New GMPEs developed for the NCH and NEH were observed to predict ground acceleration better than the existing GMPEs adopted for these regions. Quantitative assessments showed that the new GMPEs are more accurate and residuals generated in predicting the PGA were much lesser than other widely adopted region-specific GMPEs. The new GMPEs also had a standard error term, which enabled them to be used in probabilistic hazard assessments. After thorough checking and validation, the newly developed region-specific GMPEs were used for a comprehensive SHA of the Himalayas.

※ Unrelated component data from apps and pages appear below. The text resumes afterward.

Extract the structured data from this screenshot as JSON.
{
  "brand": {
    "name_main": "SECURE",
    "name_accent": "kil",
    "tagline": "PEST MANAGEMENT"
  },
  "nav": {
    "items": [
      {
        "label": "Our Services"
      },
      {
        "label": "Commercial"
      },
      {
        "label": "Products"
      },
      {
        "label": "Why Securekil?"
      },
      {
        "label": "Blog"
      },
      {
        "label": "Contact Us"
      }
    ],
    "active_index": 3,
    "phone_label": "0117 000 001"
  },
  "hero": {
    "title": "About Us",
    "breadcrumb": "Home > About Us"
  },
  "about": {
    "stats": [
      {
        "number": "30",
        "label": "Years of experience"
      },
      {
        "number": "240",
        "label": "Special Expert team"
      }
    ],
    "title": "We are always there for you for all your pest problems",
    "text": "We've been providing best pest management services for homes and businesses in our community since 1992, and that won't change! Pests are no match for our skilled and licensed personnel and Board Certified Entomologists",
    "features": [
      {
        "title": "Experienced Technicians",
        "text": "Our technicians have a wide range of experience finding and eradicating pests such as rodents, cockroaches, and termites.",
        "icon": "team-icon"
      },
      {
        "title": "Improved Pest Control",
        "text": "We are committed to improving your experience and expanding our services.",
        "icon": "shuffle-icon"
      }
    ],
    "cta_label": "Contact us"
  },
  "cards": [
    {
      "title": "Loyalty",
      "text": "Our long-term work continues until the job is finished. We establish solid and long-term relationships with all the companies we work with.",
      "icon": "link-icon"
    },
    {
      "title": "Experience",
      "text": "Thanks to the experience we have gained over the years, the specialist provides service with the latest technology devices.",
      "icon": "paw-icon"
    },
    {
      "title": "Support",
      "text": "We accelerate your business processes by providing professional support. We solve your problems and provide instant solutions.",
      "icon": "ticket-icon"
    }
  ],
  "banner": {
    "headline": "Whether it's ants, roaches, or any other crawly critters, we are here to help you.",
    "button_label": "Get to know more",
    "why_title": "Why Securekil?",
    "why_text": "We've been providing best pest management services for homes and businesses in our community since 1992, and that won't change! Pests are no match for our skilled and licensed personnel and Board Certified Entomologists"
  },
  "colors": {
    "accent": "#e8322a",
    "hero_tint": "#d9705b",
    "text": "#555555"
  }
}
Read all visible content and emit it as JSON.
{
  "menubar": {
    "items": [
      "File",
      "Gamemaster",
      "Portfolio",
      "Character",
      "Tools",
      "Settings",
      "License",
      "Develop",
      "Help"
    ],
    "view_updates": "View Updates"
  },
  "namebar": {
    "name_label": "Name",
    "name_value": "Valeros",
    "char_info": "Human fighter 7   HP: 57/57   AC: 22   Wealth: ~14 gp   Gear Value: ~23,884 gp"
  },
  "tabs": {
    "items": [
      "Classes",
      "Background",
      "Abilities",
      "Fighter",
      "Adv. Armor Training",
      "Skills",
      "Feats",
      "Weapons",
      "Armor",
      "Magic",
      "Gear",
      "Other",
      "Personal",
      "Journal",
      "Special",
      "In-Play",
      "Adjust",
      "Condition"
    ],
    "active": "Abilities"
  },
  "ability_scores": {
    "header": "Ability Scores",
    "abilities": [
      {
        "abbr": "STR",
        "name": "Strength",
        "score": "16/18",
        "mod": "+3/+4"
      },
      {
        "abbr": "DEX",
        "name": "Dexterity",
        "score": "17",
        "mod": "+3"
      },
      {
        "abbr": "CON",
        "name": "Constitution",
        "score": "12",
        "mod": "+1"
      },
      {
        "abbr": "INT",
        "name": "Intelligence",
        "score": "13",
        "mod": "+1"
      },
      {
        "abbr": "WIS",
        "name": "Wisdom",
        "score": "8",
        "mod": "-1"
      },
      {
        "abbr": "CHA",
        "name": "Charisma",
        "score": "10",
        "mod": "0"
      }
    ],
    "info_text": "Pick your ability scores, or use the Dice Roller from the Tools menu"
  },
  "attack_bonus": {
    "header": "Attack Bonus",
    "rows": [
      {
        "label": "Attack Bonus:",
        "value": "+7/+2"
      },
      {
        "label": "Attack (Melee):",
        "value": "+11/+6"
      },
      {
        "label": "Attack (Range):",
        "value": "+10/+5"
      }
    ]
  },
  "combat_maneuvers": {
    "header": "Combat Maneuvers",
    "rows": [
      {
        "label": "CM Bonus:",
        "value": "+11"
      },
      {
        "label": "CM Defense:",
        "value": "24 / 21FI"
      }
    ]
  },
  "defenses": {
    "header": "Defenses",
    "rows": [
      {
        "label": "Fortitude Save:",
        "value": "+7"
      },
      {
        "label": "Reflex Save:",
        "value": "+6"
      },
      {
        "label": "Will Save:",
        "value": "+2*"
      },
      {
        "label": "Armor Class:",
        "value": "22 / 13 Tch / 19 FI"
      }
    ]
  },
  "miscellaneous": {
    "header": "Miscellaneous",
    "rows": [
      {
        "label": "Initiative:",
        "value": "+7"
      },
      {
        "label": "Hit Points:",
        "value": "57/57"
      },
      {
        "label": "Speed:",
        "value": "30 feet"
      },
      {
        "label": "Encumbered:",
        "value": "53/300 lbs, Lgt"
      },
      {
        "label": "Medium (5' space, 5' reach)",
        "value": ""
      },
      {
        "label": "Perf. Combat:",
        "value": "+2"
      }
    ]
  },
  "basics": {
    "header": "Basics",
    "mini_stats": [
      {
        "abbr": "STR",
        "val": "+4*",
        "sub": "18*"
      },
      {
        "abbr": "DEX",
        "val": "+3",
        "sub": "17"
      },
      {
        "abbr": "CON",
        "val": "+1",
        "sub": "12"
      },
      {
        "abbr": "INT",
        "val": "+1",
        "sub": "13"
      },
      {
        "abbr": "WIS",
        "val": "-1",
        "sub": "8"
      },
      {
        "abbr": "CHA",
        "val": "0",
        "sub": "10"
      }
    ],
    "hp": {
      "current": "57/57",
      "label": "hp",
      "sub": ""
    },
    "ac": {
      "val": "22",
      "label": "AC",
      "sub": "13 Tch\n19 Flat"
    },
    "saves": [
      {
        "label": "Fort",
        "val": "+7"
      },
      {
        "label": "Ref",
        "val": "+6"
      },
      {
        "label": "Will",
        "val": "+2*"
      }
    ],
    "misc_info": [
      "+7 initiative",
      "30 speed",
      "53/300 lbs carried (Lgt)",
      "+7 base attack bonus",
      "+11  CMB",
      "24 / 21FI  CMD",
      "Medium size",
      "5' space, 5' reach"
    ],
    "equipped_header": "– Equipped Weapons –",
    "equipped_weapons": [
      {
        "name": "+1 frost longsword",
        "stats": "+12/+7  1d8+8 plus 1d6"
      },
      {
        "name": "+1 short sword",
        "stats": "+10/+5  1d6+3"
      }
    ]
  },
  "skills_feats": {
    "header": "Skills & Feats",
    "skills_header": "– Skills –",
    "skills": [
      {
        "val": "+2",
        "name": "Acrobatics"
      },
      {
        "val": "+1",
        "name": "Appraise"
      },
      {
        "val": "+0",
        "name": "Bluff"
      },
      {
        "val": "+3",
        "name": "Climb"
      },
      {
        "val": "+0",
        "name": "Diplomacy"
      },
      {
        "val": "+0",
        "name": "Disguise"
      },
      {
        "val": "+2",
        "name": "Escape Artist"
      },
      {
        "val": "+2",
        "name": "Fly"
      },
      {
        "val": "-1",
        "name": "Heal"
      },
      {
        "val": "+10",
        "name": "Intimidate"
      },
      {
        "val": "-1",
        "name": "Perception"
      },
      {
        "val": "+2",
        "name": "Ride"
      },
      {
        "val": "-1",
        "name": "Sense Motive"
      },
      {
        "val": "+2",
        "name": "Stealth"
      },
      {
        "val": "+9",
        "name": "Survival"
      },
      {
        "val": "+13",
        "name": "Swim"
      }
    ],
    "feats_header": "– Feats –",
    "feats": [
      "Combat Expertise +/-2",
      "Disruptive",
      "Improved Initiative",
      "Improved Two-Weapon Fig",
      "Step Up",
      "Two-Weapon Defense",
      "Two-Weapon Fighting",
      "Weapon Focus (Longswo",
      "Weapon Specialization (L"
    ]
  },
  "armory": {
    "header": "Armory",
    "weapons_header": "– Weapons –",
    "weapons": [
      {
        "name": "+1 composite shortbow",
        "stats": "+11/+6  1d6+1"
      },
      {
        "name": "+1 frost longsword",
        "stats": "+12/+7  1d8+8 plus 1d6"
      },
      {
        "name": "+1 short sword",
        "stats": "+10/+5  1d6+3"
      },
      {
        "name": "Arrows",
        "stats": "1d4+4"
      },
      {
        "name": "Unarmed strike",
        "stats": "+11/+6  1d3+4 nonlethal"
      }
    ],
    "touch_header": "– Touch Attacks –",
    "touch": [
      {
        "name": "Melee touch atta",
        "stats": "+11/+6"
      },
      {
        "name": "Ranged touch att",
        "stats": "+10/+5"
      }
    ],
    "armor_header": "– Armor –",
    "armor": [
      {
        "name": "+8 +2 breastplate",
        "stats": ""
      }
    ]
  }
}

DSHA yielded bedrock level PGA values up to the range of 0.4 to 0.7 g in the North and Central Himalayan region, and 0.6 to 0.8 g in the North-East Himalayan region, with the peaks observed towards the plate boundaries with a decreasing trend towards the peninsular region. PSHA was carried out for 10% and 2% probability of exceedance (POE) with return periods of 475 and 2475 years respectively. For the North and Central Himalayas, for PSHA considering 2% POE, PGA values ranged from 0.16 to 0.22 g in the Northern region with a decreasing trend towards the peninsular region, and for 10% POE, PGA values in the range of 0.10 to 0.20 g, following a similar trend from north to south. For the North-East Himalayan region, for 2% POE, the highest PGA values were ranging between 0.20 to 0.45 g and for 10% POE, between 0.20 to 0.40 g around the plate boundary regions. The existing seismic zonation map and zone factors delineated by the Indian standards in IS1893-Part 1, 2016 seems underestimated, looking at the hazard values predicted in the present study, as a higher hazard is reported in most of the Himalayan region. Based on the new results, a revision of the existing zoning and zonation-based design parameters is recommended, along with the strict implementation of safer design and construction practices in the light of high seismicity and seismic gap in the region. Further, the hazard maps developed now can be used as a base layer for seismic risk and vulnerability assessment, by combining it with results of further analyses like site geology, subsurface stratification, land use patterns, Rapid Visual Screening (RVS) of existing structures at the site, liquefaction potential, individual and community earthquake preparedness levels, etc.